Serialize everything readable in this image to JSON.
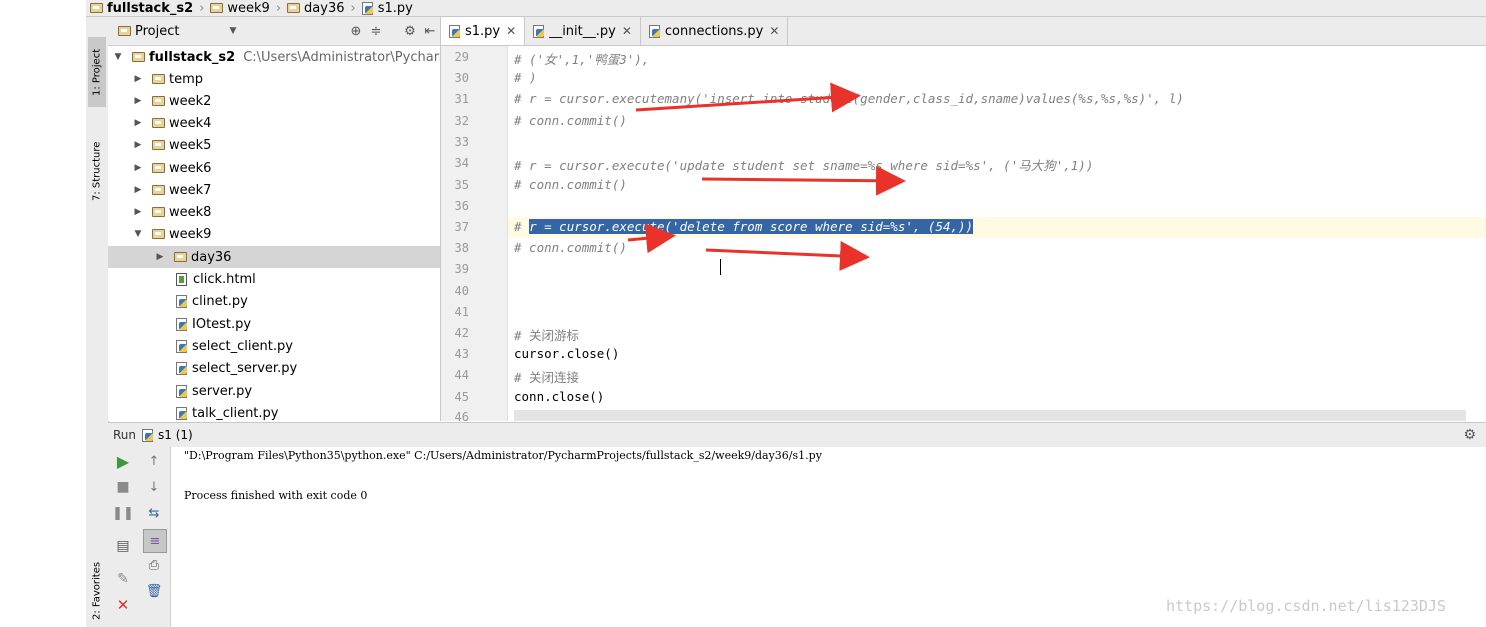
{
  "breadcrumb": [
    "fullstack_s2",
    "week9",
    "day36",
    "s1.py"
  ],
  "toolstrip": {
    "project_tab": "1: Project",
    "structure_tab": "7: Structure",
    "favorites_tab": "2: Favorites"
  },
  "project_panel": {
    "title": "Project",
    "root": {
      "name": "fullstack_s2",
      "path": "C:\\Users\\Administrator\\PycharmP"
    },
    "folders": [
      "temp",
      "week2",
      "week4",
      "week5",
      "week6",
      "week7",
      "week8",
      "week9"
    ],
    "selected_folder": "day36",
    "files": [
      "click.html",
      "clinet.py",
      "IOtest.py",
      "select_client.py",
      "select_server.py",
      "server.py",
      "talk_client.py"
    ]
  },
  "editor": {
    "tabs": [
      {
        "label": "s1.py",
        "active": true
      },
      {
        "label": "__init__.py",
        "active": false
      },
      {
        "label": "connections.py",
        "active": false
      }
    ],
    "line_numbers": [
      "29",
      "30",
      "31",
      "32",
      "33",
      "34",
      "35",
      "36",
      "37",
      "38",
      "39",
      "40",
      "41",
      "42",
      "43",
      "44",
      "45",
      "46"
    ],
    "lines": [
      "# ('女',1,'鸭蛋3'),",
      "# )",
      "# r = cursor.executemany('insert into student(gender,class_id,sname)values(%s,%s,%s)', l)",
      "# conn.commit()",
      "",
      "# r = cursor.execute('update student set sname=%s where sid=%s', ('马大狗',1))",
      "# conn.commit()",
      "",
      "r = cursor.execute('delete from score where sid=%s', (54,))",
      "# conn.commit()",
      "",
      "",
      "",
      "# 关闭游标",
      "cursor.close()",
      "# 关闭连接",
      "conn.close()",
      ""
    ],
    "line37_prefix": "# "
  },
  "run_panel": {
    "label": "Run",
    "config": "s1 (1)",
    "output": [
      "\"D:\\Program Files\\Python35\\python.exe\" C:/Users/Administrator/PycharmProjects/fullstack_s2/week9/day36/s1.py",
      "",
      "Process finished with exit code 0"
    ]
  },
  "watermark": "https://blog.csdn.net/lis123DJS",
  "colors": {
    "selection": "#3465a4",
    "arrow": "#e8322a",
    "run_green": "#3c9a3c",
    "stop_red": "#d8362f"
  }
}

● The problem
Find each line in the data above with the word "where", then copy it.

● Result
      "# r = cursor.execute('update student set sname=%s where sid=%s', ('马大狗',1))",
      "r = cursor.execute('delete from score where sid=%s', (54,))",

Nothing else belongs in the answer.